When the Wii’s motion-controller debuted in 2006 and started selling like hot cakes, both Microsoft and Sony were forced to take notice and re-evaluate their position in the high-def console arms race. Sony answered with the recently released Move motion-controller, but Microsoft took the intuitive step of removing the controller from the equation all together, replacing it with the Kinect sensor.
The Kinect sensor (see inset) is comprised of a camera, visual sensors and several microphones, all of which work together to track your movements and voice in 3-D space. The unit also has a motor that moves the sensor left, right, up and down to calibrate and track you if you’re moving during a video chat. The Kinect connects to the Xbox 360 via a dedicated cord on the newer slim units or via USB on the older Xbox 360 models. A power source is included for the older connections.
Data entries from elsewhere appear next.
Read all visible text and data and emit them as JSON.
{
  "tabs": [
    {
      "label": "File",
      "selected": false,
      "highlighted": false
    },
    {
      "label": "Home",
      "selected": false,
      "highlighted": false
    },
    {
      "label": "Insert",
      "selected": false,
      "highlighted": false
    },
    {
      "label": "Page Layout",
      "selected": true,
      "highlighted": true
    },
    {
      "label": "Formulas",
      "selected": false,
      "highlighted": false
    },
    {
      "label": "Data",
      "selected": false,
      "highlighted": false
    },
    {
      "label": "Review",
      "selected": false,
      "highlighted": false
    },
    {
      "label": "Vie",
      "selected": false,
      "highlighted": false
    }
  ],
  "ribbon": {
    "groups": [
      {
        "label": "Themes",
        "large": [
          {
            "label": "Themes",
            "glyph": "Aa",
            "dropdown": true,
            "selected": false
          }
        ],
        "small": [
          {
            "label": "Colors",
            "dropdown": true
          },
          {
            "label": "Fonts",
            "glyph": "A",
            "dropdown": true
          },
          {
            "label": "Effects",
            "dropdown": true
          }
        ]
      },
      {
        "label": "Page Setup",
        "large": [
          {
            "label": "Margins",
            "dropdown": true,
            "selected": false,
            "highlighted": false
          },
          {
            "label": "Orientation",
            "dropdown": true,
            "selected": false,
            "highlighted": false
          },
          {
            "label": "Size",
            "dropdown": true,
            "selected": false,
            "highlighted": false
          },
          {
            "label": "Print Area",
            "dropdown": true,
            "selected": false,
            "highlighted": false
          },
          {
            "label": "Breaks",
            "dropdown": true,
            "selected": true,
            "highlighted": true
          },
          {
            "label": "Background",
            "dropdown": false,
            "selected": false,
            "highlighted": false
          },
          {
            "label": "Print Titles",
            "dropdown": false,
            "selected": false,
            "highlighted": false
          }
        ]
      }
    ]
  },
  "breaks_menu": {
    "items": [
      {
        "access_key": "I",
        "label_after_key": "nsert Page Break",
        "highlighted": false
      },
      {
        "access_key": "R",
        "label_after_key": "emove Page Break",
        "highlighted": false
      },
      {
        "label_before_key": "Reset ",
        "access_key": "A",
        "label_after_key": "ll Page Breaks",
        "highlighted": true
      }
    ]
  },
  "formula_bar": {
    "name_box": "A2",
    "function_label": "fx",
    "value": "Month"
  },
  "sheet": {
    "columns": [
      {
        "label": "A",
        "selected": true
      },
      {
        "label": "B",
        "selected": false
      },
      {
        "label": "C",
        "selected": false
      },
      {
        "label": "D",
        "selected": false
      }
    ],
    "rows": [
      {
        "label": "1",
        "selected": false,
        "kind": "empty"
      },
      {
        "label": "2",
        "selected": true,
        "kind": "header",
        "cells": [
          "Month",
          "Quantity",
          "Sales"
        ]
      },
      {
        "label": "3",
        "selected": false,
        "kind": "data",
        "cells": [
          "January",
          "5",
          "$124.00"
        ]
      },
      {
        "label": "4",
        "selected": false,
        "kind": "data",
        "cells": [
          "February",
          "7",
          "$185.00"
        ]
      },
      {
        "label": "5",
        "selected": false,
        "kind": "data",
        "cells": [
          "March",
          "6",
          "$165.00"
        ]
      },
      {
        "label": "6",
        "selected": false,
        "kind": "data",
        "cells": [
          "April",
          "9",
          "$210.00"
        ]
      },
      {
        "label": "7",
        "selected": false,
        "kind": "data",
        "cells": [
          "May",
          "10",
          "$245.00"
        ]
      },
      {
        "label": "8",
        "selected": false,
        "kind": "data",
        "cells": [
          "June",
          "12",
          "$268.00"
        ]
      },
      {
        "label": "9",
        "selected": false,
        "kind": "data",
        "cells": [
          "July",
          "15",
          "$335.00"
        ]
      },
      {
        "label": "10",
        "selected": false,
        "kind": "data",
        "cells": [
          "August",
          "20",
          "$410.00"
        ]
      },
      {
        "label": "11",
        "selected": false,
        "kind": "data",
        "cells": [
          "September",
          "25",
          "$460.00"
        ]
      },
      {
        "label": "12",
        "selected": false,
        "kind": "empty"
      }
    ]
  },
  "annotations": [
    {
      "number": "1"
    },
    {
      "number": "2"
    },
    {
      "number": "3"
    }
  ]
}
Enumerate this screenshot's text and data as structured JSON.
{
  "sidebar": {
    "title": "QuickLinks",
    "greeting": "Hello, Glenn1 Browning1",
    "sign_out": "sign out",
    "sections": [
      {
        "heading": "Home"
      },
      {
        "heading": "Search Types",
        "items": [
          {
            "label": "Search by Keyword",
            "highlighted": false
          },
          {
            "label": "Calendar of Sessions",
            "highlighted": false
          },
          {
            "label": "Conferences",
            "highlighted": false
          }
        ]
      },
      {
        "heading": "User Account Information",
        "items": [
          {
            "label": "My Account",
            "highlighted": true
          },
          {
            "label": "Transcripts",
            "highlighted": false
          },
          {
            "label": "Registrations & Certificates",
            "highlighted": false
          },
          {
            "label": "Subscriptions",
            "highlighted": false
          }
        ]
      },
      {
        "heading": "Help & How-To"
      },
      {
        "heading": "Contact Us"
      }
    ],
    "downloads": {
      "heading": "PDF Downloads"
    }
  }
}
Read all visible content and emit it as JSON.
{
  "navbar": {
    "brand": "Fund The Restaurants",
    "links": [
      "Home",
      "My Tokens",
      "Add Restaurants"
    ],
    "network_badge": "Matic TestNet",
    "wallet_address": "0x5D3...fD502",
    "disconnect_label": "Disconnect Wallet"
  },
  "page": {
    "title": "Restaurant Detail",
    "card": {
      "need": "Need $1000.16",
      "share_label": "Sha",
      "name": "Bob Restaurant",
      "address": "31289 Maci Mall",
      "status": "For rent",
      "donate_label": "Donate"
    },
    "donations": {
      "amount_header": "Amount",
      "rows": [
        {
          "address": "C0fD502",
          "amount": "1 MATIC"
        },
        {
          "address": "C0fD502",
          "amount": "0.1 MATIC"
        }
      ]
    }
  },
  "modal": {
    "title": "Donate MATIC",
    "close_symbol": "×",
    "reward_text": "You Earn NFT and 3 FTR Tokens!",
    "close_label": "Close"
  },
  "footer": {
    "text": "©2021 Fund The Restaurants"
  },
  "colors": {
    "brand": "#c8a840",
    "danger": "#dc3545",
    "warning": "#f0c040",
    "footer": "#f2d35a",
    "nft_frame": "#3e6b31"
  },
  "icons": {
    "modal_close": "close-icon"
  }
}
You can place the Kinect above or below a TV, but it needs to be within a few inches to maximize responsiveness. The Kinect manual recommends at least six feet between the sensor and the edge of your standing/playing area. In reality, though you need seven-to-eight feet for a single player game and something closer to 10 feet for two player games, especially titles that track your entire body and require jumping. And you’ll need to consider your height and the height of your ceiling, as jumping is a component in several of the games released so far. It’s important to note that room lighting will affect calibration and the sensor’s effectiveness in tracking your movements. Kinect definitely functions better in well-lit rooms.